This week, Slate featured a piece on weird interview questions. Specifically, it highlights the fact that some employers have a “disorganized and chaotic approach” to hiring, making interviews “feel more like social introductions than inquiries into whether a candidate would excel at the job.” This in turn can result in candidates turning down jobs because the interview feels unstructured, or just…weird.
Some examples in the article include: spending an extensive amount of time talking about personal travel, having a one-sided conversation about the role and not asking the candidate any questions, and asking a candidate’s deepest, darkest secret (and who they would tell it to).
While the piece offers advice for candidates who find themselves in this situation, there are also some points for employers to pay attention to. Yes, there’s a balance in getting to know the candidate beyond their resume, but structure is important to keep things on track. The article suggests employers should provide training for interviewers, who should be ready with a set of questions “designed to assess the must-have qualities for the role.”
That’s according to a recent poll by SurveyMonkey. Quartz reports on the results, which are part of a SurveyMonkey campaign featuring “influencers” including Jeff Weiner and Serena Williams, who each asked three questions via a SurveyMonkey survey about “topics that matter to them.”
LinkedIn CEO Weiner posed questions about dream jobs – and in fact, Weiner has said that if he could ask a job candidate just one question, it would be, “What’s your dream job?”
The survey also broke down the answers further by age group. Forty-six percent of people 65 years or older said they currently have their dream job, while only 16% of people ages 35 to 49 said they do.
Tennis pro Williams asked about balancing work and life, and found (unsurprisingly in today’s climate) that “working moms face the toughest choices.” Women are four times more likely than men to be primary caregivers, and 51% of women said they feel guilty about work (compared to 39% of men).
Meanwhile, NBA star Draymond Green’s questions about speaking up at work revealed that fewer women than men feel their opinions are valued (59% compared to 66%) and that they can speak up (58% compared to 68%).
Thrive Global CEO and founder Arianna Huffington’s questions about burnout found one area where responses were the same: 19% of Americans say they feel behind at work, and there was no difference between men and women.
It’s that time again – cold and flu season. And workplaces are open ground for spreading whatever’s in the air via subway sneezing and cubicle coughing, with people loading up on hand sanitizer and vitamin C to keep illness at bay.
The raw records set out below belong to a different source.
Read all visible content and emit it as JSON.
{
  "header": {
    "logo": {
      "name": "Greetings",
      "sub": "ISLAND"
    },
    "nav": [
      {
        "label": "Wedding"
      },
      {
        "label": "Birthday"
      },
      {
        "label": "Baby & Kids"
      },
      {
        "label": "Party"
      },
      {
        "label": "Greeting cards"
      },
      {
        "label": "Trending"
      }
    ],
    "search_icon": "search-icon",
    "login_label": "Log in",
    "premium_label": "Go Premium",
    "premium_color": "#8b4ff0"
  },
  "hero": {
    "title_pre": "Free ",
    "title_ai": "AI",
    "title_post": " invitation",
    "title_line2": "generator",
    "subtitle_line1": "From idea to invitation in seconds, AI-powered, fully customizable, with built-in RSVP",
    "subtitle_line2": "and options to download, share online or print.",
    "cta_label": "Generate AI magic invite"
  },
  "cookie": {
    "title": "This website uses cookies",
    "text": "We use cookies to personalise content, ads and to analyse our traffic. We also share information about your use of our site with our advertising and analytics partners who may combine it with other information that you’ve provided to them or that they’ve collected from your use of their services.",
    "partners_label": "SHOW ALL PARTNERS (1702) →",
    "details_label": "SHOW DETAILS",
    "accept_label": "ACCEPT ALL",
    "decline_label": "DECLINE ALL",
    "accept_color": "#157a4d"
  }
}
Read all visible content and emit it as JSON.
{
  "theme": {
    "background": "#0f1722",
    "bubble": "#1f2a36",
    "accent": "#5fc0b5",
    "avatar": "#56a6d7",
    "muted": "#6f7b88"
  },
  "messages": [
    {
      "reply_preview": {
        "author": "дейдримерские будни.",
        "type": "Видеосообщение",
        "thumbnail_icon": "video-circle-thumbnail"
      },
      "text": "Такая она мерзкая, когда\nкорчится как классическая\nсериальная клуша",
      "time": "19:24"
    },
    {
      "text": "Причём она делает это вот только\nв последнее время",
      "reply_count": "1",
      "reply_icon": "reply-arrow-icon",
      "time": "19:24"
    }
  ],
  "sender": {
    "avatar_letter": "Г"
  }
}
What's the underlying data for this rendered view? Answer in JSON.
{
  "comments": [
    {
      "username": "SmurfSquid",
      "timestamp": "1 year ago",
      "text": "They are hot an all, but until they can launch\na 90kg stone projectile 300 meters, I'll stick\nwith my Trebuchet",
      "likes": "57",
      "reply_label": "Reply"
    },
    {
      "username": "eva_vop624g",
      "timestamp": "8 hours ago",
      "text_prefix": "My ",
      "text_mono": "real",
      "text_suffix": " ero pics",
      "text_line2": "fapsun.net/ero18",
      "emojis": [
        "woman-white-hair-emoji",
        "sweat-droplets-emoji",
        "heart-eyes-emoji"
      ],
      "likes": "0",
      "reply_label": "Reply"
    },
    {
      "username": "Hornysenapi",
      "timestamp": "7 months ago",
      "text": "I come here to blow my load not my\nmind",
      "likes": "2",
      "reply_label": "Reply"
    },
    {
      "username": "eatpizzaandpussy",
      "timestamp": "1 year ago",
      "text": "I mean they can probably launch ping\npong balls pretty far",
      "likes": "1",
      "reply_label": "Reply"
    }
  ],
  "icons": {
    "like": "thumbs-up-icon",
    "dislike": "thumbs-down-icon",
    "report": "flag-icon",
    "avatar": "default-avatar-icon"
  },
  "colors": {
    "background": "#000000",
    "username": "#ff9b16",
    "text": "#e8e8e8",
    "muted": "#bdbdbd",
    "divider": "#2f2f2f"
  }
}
A Monster poll found that 75% of people would choose to work while sick – the seeming compulsion to work driven by factors including by high job demands, job insecurity, or feeling that they’re not sick enough.
As for whether it’s a cold or flu, Popular Science this week clues us in to the key differences.